Our Limerick neighbors have a second home in Fahamore, Co. Kerry, a windwashed scrap in the shadow of Mount Brandon. It was there that my mother met the sheep, as it skittered past the French windows followed by a barking dog.
“I thought the dog was worrying the sheep,” she confided. “So I went out to save it.” My mother is scared of dogs, but she has a very good heart. “I went out the door, and somehow I got between the dog and the house, and next thing, in the sheep went into the hallway, and me outside with the dog. So I made a dash back for the house to get him out, and he’s standing on the hall carpet, filthy dirty. It’s good carpet, they brought it down from their other house, and it’s still a good carpet. He has a terrible sheepy smell.”
“I suppose he’d smell sheepy, right enough.”
“I wave at him to get out, and instead off he trots down the hall and into the bedrooms. Bringing his sheepy smell all over the house.”
“The carpet was sheepy once. He was probably reuniting with his granny.”
“So I had to climb over the bed to get on the other side of him to herd him back out of the house. And he’s in no hurry, mind, to get back out there to the dog, but eventually I give him a shove so that he runs back out to the hall, bleating away. And there’s a young farmer lad standing outside the door beside the dog, with his arms crossed. And it dawns on me… ”
“So I say, ‘was the dog trying to herd the sheep? ‘”
“You were sheepish, like?” She ignores this.
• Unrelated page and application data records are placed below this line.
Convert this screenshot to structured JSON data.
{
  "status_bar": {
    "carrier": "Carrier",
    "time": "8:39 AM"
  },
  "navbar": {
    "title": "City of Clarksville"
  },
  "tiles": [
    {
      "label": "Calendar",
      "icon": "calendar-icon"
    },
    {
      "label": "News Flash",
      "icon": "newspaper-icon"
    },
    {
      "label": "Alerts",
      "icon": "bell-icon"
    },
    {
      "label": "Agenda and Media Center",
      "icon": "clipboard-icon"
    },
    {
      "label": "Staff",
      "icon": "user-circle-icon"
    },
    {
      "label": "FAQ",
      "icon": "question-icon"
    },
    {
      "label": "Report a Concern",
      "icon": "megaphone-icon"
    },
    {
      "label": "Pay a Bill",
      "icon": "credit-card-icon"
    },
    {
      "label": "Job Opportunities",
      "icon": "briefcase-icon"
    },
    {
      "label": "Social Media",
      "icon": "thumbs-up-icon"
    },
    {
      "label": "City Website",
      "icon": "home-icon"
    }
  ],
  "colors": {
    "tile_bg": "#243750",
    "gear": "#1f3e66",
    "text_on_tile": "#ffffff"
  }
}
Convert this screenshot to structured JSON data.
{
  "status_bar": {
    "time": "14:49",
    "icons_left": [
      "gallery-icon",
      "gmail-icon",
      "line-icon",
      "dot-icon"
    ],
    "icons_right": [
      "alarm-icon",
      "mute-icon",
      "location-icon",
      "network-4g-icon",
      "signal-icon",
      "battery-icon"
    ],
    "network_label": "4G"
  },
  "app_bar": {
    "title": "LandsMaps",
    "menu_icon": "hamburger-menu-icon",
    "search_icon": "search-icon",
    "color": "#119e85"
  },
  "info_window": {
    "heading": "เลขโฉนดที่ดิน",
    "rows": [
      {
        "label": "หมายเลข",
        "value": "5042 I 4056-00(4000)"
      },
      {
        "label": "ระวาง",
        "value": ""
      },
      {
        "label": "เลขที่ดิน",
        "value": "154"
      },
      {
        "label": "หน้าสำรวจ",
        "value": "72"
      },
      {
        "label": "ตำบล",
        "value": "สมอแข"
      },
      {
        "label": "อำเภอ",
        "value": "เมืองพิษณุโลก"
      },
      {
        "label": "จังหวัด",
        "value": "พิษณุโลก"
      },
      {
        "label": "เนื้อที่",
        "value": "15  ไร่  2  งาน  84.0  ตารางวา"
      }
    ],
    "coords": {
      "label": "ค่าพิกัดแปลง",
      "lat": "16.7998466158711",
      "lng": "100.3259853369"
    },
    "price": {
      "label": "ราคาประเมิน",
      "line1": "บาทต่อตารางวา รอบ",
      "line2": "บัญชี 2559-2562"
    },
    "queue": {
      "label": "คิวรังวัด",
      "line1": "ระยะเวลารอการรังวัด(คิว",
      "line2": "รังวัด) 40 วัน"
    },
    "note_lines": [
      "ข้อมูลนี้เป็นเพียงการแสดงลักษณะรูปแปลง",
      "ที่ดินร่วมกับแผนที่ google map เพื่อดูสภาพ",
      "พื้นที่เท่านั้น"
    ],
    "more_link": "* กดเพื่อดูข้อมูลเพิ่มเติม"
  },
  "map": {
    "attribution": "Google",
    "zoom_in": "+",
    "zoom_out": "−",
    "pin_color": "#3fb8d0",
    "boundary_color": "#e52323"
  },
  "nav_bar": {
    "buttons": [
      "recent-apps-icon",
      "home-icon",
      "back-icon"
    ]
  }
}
“And, oh, he’s not impressed at all, this lad. He says–he’s real Kerry–“Well, ma’am, he was _tryin’.”_